Directions for this task:
Which lines in the records below contain the word "Stadium"? Report each of them.
*** Opening Material to process ***
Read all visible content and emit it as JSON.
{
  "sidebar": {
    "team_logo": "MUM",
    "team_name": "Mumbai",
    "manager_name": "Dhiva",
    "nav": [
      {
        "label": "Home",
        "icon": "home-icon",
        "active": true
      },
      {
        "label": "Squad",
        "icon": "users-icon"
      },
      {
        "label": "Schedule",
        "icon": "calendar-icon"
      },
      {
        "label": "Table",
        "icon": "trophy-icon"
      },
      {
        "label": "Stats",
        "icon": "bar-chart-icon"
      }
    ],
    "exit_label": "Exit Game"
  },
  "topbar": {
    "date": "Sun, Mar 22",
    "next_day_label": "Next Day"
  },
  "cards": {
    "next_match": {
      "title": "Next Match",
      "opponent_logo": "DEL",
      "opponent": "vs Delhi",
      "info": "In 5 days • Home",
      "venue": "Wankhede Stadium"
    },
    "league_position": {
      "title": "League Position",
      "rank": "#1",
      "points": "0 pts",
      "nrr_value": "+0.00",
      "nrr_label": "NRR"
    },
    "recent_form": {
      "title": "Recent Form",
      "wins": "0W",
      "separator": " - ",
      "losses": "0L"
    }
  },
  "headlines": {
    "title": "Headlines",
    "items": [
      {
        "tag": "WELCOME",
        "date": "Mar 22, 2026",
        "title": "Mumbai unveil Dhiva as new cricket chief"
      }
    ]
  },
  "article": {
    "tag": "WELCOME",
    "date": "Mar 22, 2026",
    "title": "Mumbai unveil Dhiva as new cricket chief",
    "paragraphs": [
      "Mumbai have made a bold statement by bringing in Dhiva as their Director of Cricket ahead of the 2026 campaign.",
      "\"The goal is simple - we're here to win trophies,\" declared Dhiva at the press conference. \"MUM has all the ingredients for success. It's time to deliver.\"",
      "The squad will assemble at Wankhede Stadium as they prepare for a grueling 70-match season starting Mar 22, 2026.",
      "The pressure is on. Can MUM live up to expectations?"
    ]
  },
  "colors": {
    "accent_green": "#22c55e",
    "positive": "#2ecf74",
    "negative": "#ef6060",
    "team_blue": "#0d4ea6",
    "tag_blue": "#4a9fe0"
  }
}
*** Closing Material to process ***
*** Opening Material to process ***
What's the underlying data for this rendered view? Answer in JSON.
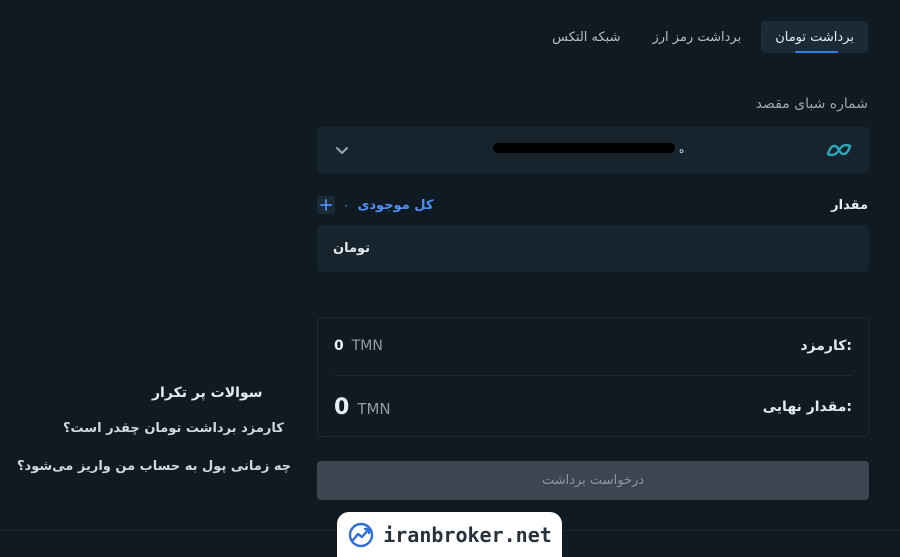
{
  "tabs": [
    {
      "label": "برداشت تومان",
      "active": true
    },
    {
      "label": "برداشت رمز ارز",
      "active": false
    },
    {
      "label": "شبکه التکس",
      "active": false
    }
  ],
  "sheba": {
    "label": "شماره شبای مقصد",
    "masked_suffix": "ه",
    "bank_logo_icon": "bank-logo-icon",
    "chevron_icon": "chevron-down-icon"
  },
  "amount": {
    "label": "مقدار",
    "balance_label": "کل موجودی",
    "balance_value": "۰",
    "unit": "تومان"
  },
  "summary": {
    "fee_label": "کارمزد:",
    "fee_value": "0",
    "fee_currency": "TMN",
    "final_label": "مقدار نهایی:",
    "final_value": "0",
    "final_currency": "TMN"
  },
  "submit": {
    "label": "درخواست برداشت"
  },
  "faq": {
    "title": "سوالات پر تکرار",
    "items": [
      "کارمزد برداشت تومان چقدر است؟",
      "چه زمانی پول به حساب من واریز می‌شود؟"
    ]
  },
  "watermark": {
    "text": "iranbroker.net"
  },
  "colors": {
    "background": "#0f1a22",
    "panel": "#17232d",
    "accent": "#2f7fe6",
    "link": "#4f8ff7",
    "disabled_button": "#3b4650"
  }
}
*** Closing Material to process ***
Exercise answer:
      "venue": "Wankhede Stadium"
      "The squad will assemble at Wankhede Stadium as they prepare for a grueling 70-match season starting Mar 22, 2026.",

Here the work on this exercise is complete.